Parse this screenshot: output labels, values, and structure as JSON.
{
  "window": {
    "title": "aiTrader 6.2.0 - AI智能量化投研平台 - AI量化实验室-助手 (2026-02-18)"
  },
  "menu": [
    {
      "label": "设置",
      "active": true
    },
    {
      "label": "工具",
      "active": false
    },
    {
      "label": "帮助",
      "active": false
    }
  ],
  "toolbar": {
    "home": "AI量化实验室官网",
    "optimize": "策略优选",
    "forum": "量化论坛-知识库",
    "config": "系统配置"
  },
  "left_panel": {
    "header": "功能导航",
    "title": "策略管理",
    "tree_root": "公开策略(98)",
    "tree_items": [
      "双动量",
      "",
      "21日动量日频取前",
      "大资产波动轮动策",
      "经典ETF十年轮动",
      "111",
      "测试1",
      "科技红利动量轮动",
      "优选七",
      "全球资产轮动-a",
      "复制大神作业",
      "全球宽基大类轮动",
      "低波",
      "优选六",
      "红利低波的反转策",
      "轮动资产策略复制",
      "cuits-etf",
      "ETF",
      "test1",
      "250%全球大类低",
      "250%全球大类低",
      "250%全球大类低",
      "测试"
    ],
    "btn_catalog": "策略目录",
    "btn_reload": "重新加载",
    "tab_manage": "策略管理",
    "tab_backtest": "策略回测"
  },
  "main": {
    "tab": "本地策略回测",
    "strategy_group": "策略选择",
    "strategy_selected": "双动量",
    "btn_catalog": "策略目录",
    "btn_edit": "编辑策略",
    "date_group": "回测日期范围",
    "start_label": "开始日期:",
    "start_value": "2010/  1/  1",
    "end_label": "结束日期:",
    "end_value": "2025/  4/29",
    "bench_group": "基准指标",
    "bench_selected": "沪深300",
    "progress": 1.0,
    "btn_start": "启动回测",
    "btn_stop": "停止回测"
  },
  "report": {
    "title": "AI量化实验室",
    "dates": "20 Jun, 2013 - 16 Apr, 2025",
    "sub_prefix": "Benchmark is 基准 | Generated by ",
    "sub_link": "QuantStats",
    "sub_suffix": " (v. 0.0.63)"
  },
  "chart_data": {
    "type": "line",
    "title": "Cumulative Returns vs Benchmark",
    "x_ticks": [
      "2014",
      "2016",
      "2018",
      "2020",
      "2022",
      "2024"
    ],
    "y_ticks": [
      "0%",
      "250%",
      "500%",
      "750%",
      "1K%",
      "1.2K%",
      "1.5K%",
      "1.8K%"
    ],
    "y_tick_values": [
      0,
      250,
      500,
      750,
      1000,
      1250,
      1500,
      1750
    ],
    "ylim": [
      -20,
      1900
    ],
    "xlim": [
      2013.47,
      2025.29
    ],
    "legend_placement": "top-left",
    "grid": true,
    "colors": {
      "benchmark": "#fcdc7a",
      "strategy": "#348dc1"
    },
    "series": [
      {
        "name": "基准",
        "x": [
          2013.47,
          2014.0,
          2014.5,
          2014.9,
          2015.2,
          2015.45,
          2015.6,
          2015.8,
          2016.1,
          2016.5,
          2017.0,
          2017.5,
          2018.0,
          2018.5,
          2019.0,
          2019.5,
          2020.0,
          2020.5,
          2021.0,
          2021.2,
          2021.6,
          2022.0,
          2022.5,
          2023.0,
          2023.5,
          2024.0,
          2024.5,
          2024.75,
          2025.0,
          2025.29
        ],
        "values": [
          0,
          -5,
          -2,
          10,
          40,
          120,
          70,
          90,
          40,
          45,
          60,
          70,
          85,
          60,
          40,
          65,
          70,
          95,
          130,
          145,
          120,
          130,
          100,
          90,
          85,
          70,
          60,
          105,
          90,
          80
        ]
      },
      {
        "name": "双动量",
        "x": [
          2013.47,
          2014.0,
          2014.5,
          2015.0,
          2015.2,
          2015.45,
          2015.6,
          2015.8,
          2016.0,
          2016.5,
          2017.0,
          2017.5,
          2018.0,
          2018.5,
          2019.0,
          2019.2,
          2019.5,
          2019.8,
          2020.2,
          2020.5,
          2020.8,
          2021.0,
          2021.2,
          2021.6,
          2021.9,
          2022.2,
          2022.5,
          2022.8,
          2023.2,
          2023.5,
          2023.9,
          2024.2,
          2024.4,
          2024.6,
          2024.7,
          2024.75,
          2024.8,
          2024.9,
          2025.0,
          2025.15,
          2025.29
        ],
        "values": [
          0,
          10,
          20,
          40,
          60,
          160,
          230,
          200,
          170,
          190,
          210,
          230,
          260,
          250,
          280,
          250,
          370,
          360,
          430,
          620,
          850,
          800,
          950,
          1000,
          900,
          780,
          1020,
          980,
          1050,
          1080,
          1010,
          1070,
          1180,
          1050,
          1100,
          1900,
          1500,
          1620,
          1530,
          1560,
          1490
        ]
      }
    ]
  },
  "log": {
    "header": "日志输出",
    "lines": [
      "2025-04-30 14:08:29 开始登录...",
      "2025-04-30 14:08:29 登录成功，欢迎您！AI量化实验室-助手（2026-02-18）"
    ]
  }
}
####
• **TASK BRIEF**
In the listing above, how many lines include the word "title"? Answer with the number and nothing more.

• **RESPONSE**
4